Navigating the Complex Landscape of Risk Management in Cybersecurity: A Guide for Practitioners and Leaders
In the rapidly evolving realm of information and cyber security, practitioners and leaders are often burdened with the perceived ownership of risk stemming from security vulnerabilities or audit findings. A prevalent misconception is that these professionals shoulder the responsibility of mitigating all risks. However, the reality is that their role is not to personally absorb these risks, but to clearly communicate them to the organization’s decision-makers, using an objective and data-driven approach that avoids invoking fear, uncertainty, and doubt.
This task of communication requires a delicate balance. Security leaders need to articulate the cost-benefit analysis of different risk management strategies, whether it involves hiring more staff, implementing new processes, or buying and integrating new security tools. This is not just about projecting potential threats but understanding the business’ needs. The aim is to provide decision-makers with a spectrum of choices, typically categorized as good, better, and best, allowing them to make informed decisions.
However, security leaders must remember that their role requires them to think like owners, continuously evaluating trade-offs. A risk register is a critical tool in this regard. By keeping and regularly updating this register, they can distill complex technological risks into digestible insights for senior leaders and executives, thus easing informed decision-making. The key is to avoid heavy jargon and convoluted concepts, focusing instead on clear, concise, and impactful communication.

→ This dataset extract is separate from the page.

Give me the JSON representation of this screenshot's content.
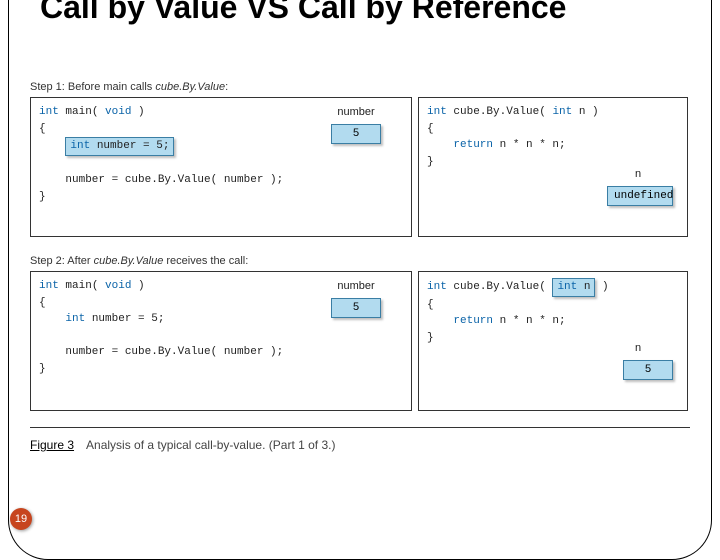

It is crucial to understand that many variables influence these decisions – company culture, customer satisfaction, employee productivity, available funding, potential revenue, the capability to deliver, competing priorities, and end-user experience. Each of these factors and more plays a part in the broader risk management strategy, contributing to a complex decision-making ecosystem.
In an intricate and multifaceted world, risk management is equally complex. Decisions may not always fall in favor of your recommendations or desired outcomes. If you find yourself unsatisfied with a decision, take a step back and reflect. Seek to understand what you could have done differently in your communication or risk presentation strategy. Be prepared to document the results of the decision, as this documentation can be a valuable resource for future discussions or potential audits. It is essential to remember that these decisions, even if they do not align with your first recommendations, are part of the broader organizational strategy.

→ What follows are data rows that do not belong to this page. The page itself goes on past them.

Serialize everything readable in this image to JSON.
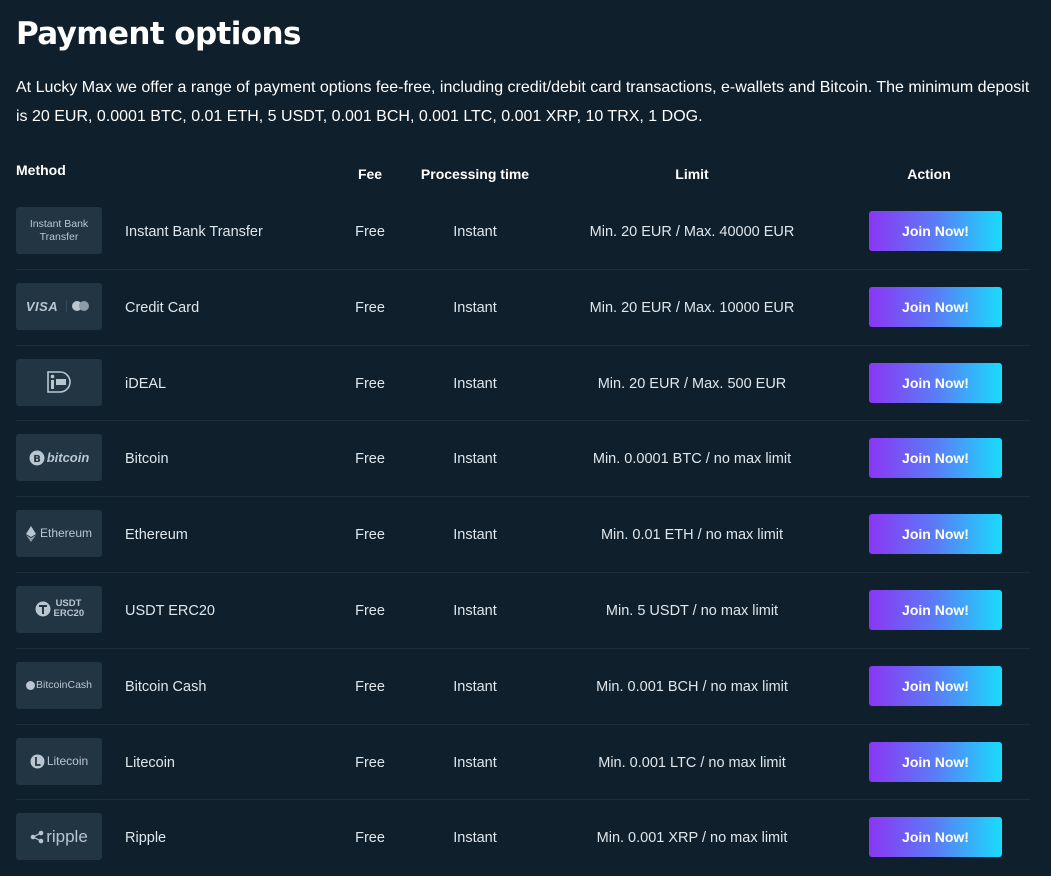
{
  "page": {
    "title": "Payment options",
    "intro": "At Lucky Max we offer a range of payment options fee-free, including credit/debit card transactions, e-wallets and Bitcoin. The minimum deposit is 20 EUR, 0.0001 BTC, 0.01 ETH, 5 USDT, 0.001 BCH, 0.001 LTC, 0.001 XRP, 10 TRX, 1 DOG."
  },
  "table": {
    "headers": {
      "method": "Method",
      "fee": "Fee",
      "processing": "Processing time",
      "limit": "Limit",
      "action": "Action"
    },
    "rows": [
      {
        "logo_icon": "instant-bank-transfer-logo",
        "logo_text": "Instant Bank Transfer",
        "name": "Instant Bank Transfer",
        "fee": "Free",
        "processing": "Instant",
        "limit": "Min. 20 EUR / Max. 40000 EUR",
        "action": "Join Now!"
      },
      {
        "logo_icon": "visa-mastercard-logo",
        "logo_text": "VISA",
        "name": "Credit Card",
        "fee": "Free",
        "processing": "Instant",
        "limit": "Min. 20 EUR / Max. 10000 EUR",
        "action": "Join Now!"
      },
      {
        "logo_icon": "ideal-logo",
        "logo_text": "iDEAL",
        "name": "iDEAL",
        "fee": "Free",
        "processing": "Instant",
        "limit": "Min. 20 EUR / Max. 500 EUR",
        "action": "Join Now!"
      },
      {
        "logo_icon": "bitcoin-logo",
        "logo_text": "bitcoin",
        "name": "Bitcoin",
        "fee": "Free",
        "processing": "Instant",
        "limit": "Min. 0.0001 BTC / no max limit",
        "action": "Join Now!"
      },
      {
        "logo_icon": "ethereum-logo",
        "logo_text": "Ethereum",
        "name": "Ethereum",
        "fee": "Free",
        "processing": "Instant",
        "limit": "Min. 0.01 ETH / no max limit",
        "action": "Join Now!"
      },
      {
        "logo_icon": "usdt-logo",
        "logo_text": "USDT ERC20",
        "name": "USDT ERC20",
        "fee": "Free",
        "processing": "Instant",
        "limit": "Min. 5 USDT / no max limit",
        "action": "Join Now!"
      },
      {
        "logo_icon": "bitcoin-cash-logo",
        "logo_text": "BitcoinCash",
        "name": "Bitcoin Cash",
        "fee": "Free",
        "processing": "Instant",
        "limit": "Min. 0.001 BCH / no max limit",
        "action": "Join Now!"
      },
      {
        "logo_icon": "litecoin-logo",
        "logo_text": "Litecoin",
        "name": "Litecoin",
        "fee": "Free",
        "processing": "Instant",
        "limit": "Min. 0.001 LTC / no max limit",
        "action": "Join Now!"
      },
      {
        "logo_icon": "ripple-logo",
        "logo_text": "ripple",
        "name": "Ripple",
        "fee": "Free",
        "processing": "Instant",
        "limit": "Min. 0.001 XRP / no max limit",
        "action": "Join Now!"
      }
    ]
  },
  "colors": {
    "background": "#0f1f2b",
    "logo_tile": "#223542",
    "button_gradient_start": "#8a36f4",
    "button_gradient_end": "#19dcfd"
  }
}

At the same time, it is essential not to view these situations as failures but as learning opportunities. They provide invaluable lessons on communicating effectively with different stakeholders and understanding the various factors influencing executive decision-making. These experiences can sharpen your skills and enable you to be more effective in your role.
Furthermore, always remember that risk acceptance is a part of the risk management process and not an afront on you or your team. It is not always possible or even desirable to mitigate all risks. Some risks might be acceptable given the business context, potential gains, and resource availability. It is your job to make sure that such decisions are well-informed and that accepted risks are documented and revisited periodically.
As information and cybersecurity practitioners and leaders, you play a pivotal role in bridging the gap between complex technological risks and business-driven decision-making. Your job is not to shoulder all the risk but to illuminate it, supplying clarity for those whose job it is to decide which risks to mitigate, transfer, or accept. By focusing on effective communication, understanding the complex factors at play, and learning from each decision, you can successfully navigate the intricate landscape of risk management in cybersecurity.